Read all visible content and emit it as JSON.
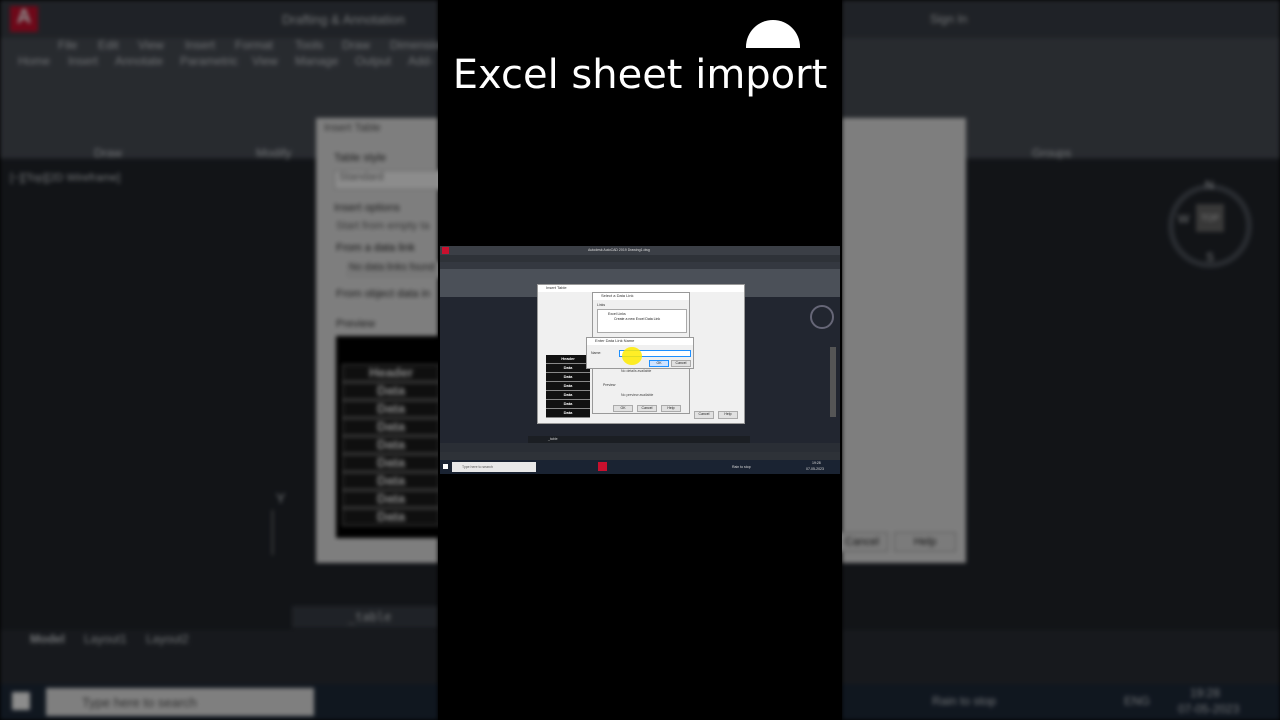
{
  "headline": "Excel sheet import",
  "background": {
    "workspace": "Drafting & Annotation",
    "signin": "Sign In",
    "menu": [
      "File",
      "Edit",
      "View",
      "Insert",
      "Format",
      "Tools",
      "Draw",
      "Dimension"
    ],
    "tabs": [
      "Home",
      "Insert",
      "Annotate",
      "Parametric",
      "View",
      "Manage",
      "Output",
      "Add-"
    ],
    "panels": [
      "Draw",
      "Modify",
      "Groups"
    ],
    "viewport_label": "[−][Top][2D Wireframe]",
    "dialog_title": "Insert Table",
    "table_style_label": "Table style",
    "table_style_value": "Standard",
    "insert_options_label": "Insert options",
    "opt_empty": "Start from empty ta",
    "opt_link": "From a data link",
    "no_links": "No data links found",
    "opt_object": "From object data in",
    "preview_label": "Preview",
    "table_header": "Header",
    "table_data": [
      "Data",
      "Data",
      "Data",
      "Data",
      "Data",
      "Data",
      "Data",
      "Data"
    ],
    "cancel": "Cancel",
    "help": "Help",
    "command": "_table",
    "layout_tabs": [
      "Model",
      "Layout1",
      "Layout2"
    ],
    "compass": {
      "n": "N",
      "s": "S",
      "w": "W",
      "top": "TOP"
    },
    "search_placeholder": "Type here to search",
    "weather": "Rain to stop",
    "lang": "ENG",
    "time": "19:28",
    "date": "07-05-2023"
  },
  "screenshot": {
    "app_title": "Autodesk AutoCAD 2019   Drawing1.dwg",
    "insert_table_title": "Insert Table",
    "select_link_title": "Select a Data Link",
    "links_label": "Links",
    "excel_links": "Excel Links",
    "create_link": "Create a new Excel Data Link",
    "enter_name_title": "Enter Data Link Name",
    "name_label": "Name:",
    "ok": "OK",
    "cancel": "Cancel",
    "help": "Help",
    "no_details": "No details available",
    "no_preview": "No preview available",
    "preview": "Preview",
    "table_header": "Header",
    "table_data": [
      "Data",
      "Data",
      "Data",
      "Data",
      "Data",
      "Data"
    ],
    "command": "_table",
    "search": "Type here to search",
    "weather": "Rain to stop",
    "time": "19:28",
    "date": "07-05-2023"
  },
  "colors": {
    "accent": "#1e90ff",
    "autocad_red": "#c8102e",
    "highlight": "#ffeb00"
  }
}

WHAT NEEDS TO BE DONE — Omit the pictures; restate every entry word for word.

ANSWER FOR THIS EXERCISE —
Read all visible content and emit it as JSON.
{
  "headline": "Excel sheet import",
  "background": {
    "workspace": "Drafting & Annotation",
    "signin": "Sign In",
    "menu": [
      "File",
      "Edit",
      "View",
      "Insert",
      "Format",
      "Tools",
      "Draw",
      "Dimension"
    ],
    "tabs": [
      "Home",
      "Insert",
      "Annotate",
      "Parametric",
      "View",
      "Manage",
      "Output",
      "Add-"
    ],
    "panels": [
      "Draw",
      "Modify",
      "Groups"
    ],
    "viewport_label": "[−][Top][2D Wireframe]",
    "dialog_title": "Insert Table",
    "table_style_label": "Table style",
    "table_style_value": "Standard",
    "insert_options_label": "Insert options",
    "opt_empty": "Start from empty ta",
    "opt_link": "From a data link",
    "no_links": "No data links found",
    "opt_object": "From object data in",
    "preview_label": "Preview",
    "table_header": "Header",
    "table_data": [
      "Data",
      "Data",
      "Data",
      "Data",
      "Data",
      "Data",
      "Data",
      "Data"
    ],
    "cancel": "Cancel",
    "help": "Help",
    "command": "_table",
    "layout_tabs": [
      "Model",
      "Layout1",
      "Layout2"
    ],
    "compass": {
      "n": "N",
      "s": "S",
      "w": "W",
      "top": "TOP"
    },
    "search_placeholder": "Type here to search",
    "weather": "Rain to stop",
    "lang": "ENG",
    "time": "19:28",
    "date": "07-05-2023"
  },
  "screenshot": {
    "app_title": "Autodesk AutoCAD 2019   Drawing1.dwg",
    "insert_table_title": "Insert Table",
    "select_link_title": "Select a Data Link",
    "links_label": "Links",
    "excel_links": "Excel Links",
    "create_link": "Create a new Excel Data Link",
    "enter_name_title": "Enter Data Link Name",
    "name_label": "Name:",
    "ok": "OK",
    "cancel": "Cancel",
    "help": "Help",
    "no_details": "No details available",
    "no_preview": "No preview available",
    "preview": "Preview",
    "table_header": "Header",
    "table_data": [
      "Data",
      "Data",
      "Data",
      "Data",
      "Data",
      "Data"
    ],
    "command": "_table",
    "search": "Type here to search",
    "weather": "Rain to stop",
    "time": "19:28",
    "date": "07-05-2023"
  },
  "colors": {
    "accent": "#1e90ff",
    "autocad_red": "#c8102e",
    "highlight": "#ffeb00"
  }
}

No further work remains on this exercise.